TASK DESCRIPTION —
Retype the entries in full.

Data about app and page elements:
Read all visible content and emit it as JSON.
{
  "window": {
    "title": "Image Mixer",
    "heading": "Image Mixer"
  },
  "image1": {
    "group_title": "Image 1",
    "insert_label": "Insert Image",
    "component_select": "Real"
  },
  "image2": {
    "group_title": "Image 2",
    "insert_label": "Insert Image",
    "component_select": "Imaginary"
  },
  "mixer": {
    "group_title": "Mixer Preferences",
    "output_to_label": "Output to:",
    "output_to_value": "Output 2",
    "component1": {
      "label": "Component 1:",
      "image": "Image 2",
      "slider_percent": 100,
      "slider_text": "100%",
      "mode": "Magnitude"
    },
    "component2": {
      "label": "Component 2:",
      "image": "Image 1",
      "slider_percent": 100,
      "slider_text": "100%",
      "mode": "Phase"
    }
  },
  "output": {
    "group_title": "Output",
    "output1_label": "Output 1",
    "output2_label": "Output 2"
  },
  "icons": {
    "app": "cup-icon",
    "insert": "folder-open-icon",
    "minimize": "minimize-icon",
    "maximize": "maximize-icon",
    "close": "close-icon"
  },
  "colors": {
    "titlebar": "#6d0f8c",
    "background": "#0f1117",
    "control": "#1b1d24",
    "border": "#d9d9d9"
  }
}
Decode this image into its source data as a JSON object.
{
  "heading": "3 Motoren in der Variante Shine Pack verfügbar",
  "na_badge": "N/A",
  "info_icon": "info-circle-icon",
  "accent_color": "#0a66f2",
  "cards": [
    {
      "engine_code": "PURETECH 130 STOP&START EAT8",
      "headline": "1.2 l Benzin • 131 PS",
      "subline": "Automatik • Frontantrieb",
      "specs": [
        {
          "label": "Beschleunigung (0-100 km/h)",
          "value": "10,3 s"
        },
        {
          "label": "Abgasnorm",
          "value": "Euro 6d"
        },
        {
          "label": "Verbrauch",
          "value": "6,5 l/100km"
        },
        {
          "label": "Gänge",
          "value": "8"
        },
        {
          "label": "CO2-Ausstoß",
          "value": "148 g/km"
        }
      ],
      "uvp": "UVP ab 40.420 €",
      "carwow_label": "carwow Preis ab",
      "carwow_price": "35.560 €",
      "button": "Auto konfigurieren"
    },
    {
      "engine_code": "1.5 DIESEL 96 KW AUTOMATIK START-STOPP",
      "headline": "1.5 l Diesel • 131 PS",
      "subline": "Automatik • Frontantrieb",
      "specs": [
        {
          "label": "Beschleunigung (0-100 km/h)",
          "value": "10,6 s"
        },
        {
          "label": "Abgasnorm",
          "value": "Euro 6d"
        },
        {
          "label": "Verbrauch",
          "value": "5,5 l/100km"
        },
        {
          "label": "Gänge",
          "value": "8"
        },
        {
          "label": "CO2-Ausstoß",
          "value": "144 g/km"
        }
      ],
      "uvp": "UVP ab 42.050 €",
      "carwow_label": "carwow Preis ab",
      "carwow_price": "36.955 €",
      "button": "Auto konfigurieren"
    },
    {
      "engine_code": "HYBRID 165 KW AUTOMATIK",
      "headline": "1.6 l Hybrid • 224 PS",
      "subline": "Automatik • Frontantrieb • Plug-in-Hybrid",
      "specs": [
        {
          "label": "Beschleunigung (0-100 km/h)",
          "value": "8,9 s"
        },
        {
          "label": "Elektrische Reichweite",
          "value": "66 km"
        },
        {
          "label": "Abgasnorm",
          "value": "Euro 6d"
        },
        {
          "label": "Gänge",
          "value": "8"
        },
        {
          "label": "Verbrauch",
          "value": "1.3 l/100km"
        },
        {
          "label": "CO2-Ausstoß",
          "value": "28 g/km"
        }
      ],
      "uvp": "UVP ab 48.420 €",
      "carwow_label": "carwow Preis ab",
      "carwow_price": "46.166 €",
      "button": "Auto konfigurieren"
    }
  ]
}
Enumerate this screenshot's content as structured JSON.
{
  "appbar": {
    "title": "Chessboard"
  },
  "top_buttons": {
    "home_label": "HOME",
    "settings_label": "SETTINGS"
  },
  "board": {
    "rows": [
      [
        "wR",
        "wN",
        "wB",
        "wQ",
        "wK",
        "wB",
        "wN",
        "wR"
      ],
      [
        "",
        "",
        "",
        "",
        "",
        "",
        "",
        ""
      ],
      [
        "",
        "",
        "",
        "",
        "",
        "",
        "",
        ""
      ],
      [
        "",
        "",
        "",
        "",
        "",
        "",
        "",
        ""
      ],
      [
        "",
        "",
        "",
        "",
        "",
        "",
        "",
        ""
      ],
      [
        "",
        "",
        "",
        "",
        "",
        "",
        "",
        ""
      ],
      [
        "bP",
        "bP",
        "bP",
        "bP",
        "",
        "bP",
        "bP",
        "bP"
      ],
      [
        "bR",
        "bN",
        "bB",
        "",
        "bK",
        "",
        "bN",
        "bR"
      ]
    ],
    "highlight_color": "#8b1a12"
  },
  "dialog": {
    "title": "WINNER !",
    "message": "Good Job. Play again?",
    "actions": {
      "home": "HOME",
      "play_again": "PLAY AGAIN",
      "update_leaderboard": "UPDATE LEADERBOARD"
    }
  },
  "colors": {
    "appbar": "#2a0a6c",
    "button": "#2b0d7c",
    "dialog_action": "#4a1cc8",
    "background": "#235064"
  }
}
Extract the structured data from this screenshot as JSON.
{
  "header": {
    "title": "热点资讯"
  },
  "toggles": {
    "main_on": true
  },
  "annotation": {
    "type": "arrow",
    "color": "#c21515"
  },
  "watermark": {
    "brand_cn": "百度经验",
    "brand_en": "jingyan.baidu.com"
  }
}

ANSWER TO THIS TASK —
Read all visible content and emit it as JSON.
{
  "window": {
    "title": "Image Mixer",
    "heading": "Image Mixer"
  },
  "image1": {
    "group_title": "Image 1",
    "insert_label": "Insert Image",
    "component_select": "Real"
  },
  "image2": {
    "group_title": "Image 2",
    "insert_label": "Insert Image",
    "component_select": "Imaginary"
  },
  "mixer": {
    "group_title": "Mixer Preferences",
    "output_to_label": "Output to:",
    "output_to_value": "Output 2",
    "component1": {
      "label": "Component 1:",
      "image": "Image 2",
      "slider_percent": 100,
      "slider_text": "100%",
      "mode": "Magnitude"
    },
    "component2": {
      "label": "Component 2:",
      "image": "Image 1",
      "slider_percent": 100,
      "slider_text": "100%",
      "mode": "Phase"
    }
  },
  "output": {
    "group_title": "Output",
    "output1_label": "Output 1",
    "output2_label": "Output 2"
  },
  "icons": {
    "app": "cup-icon",
    "insert": "folder-open-icon",
    "minimize": "minimize-icon",
    "maximize": "maximize-icon",
    "close": "close-icon"
  },
  "colors": {
    "titlebar": "#6d0f8c",
    "background": "#0f1117",
    "control": "#1b1d24",
    "border": "#d9d9d9"
  }
}
Decode this image into its source data as a JSON object.
{
  "heading": "3 Motoren in der Variante Shine Pack verfügbar",
  "na_badge": "N/A",
  "info_icon": "info-circle-icon",
  "accent_color": "#0a66f2",
  "cards": [
    {
      "engine_code": "PURETECH 130 STOP&START EAT8",
      "headline": "1.2 l Benzin • 131 PS",
      "subline": "Automatik • Frontantrieb",
      "specs": [
        {
          "label": "Beschleunigung (0-100 km/h)",
          "value": "10,3 s"
        },
        {
          "label": "Abgasnorm",
          "value": "Euro 6d"
        },
        {
          "label": "Verbrauch",
          "value": "6,5 l/100km"
        },
        {
          "label": "Gänge",
          "value": "8"
        },
        {
          "label": "CO2-Ausstoß",
          "value": "148 g/km"
        }
      ],
      "uvp": "UVP ab 40.420 €",
      "carwow_label": "carwow Preis ab",
      "carwow_price": "35.560 €",
      "button": "Auto konfigurieren"
    },
    {
      "engine_code": "1.5 DIESEL 96 KW AUTOMATIK START-STOPP",
      "headline": "1.5 l Diesel • 131 PS",
      "subline": "Automatik • Frontantrieb",
      "specs": [
        {
          "label": "Beschleunigung (0-100 km/h)",
          "value": "10,6 s"
        },
        {
          "label": "Abgasnorm",
          "value": "Euro 6d"
        },
        {
          "label": "Verbrauch",
          "value": "5,5 l/100km"
        },
        {
          "label": "Gänge",
          "value": "8"
        },
        {
          "label": "CO2-Ausstoß",
          "value": "144 g/km"
        }
      ],
      "uvp": "UVP ab 42.050 €",
      "carwow_label": "carwow Preis ab",
      "carwow_price": "36.955 €",
      "button": "Auto konfigurieren"
    },
    {
      "engine_code": "HYBRID 165 KW AUTOMATIK",
      "headline": "1.6 l Hybrid • 224 PS",
      "subline": "Automatik • Frontantrieb • Plug-in-Hybrid",
      "specs": [
        {
          "label": "Beschleunigung (0-100 km/h)",
          "value": "8,9 s"
        },
        {
          "label": "Elektrische Reichweite",
          "value": "66 km"
        },
        {
          "label": "Abgasnorm",
          "value": "Euro 6d"
        },
        {
          "label": "Gänge",
          "value": "8"
        },
        {
          "label": "Verbrauch",
          "value": "1.3 l/100km"
        },
        {
          "label": "CO2-Ausstoß",
          "value": "28 g/km"
        }
      ],
      "uvp": "UVP ab 48.420 €",
      "carwow_label": "carwow Preis ab",
      "carwow_price": "46.166 €",
      "button": "Auto konfigurieren"
    }
  ]
}
Enumerate this screenshot's content as structured JSON.
{
  "appbar": {
    "title": "Chessboard"
  },
  "top_buttons": {
    "home_label": "HOME",
    "settings_label": "SETTINGS"
  },
  "board": {
    "rows": [
      [
        "wR",
        "wN",
        "wB",
        "wQ",
        "wK",
        "wB",
        "wN",
        "wR"
      ],
      [
        "",
        "",
        "",
        "",
        "",
        "",
        "",
        ""
      ],
      [
        "",
        "",
        "",
        "",
        "",
        "",
        "",
        ""
      ],
      [
        "",
        "",
        "",
        "",
        "",
        "",
        "",
        ""
      ],
      [
        "",
        "",
        "",
        "",
        "",
        "",
        "",
        ""
      ],
      [
        "",
        "",
        "",
        "",
        "",
        "",
        "",
        ""
      ],
      [
        "bP",
        "bP",
        "bP",
        "bP",
        "",
        "bP",
        "bP",
        "bP"
      ],
      [
        "bR",
        "bN",
        "bB",
        "",
        "bK",
        "",
        "bN",
        "bR"
      ]
    ],
    "highlight_color": "#8b1a12"
  },
  "dialog": {
    "title": "WINNER !",
    "message": "Good Job. Play again?",
    "actions": {
      "home": "HOME",
      "play_again": "PLAY AGAIN",
      "update_leaderboard": "UPDATE LEADERBOARD"
    }
  },
  "colors": {
    "appbar": "#2a0a6c",
    "button": "#2b0d7c",
    "dialog_action": "#4a1cc8",
    "background": "#235064"
  }
}
Extract the structured data from this screenshot as JSON.
{
  "header": {
    "title": "热点资讯"
  },
  "toggles": {
    "main_on": true
  },
  "annotation": {
    "type": "arrow",
    "color": "#c21515"
  },
  "watermark": {
    "brand_cn": "百度经验",
    "brand_en": "jingyan.baidu.com"
  }
}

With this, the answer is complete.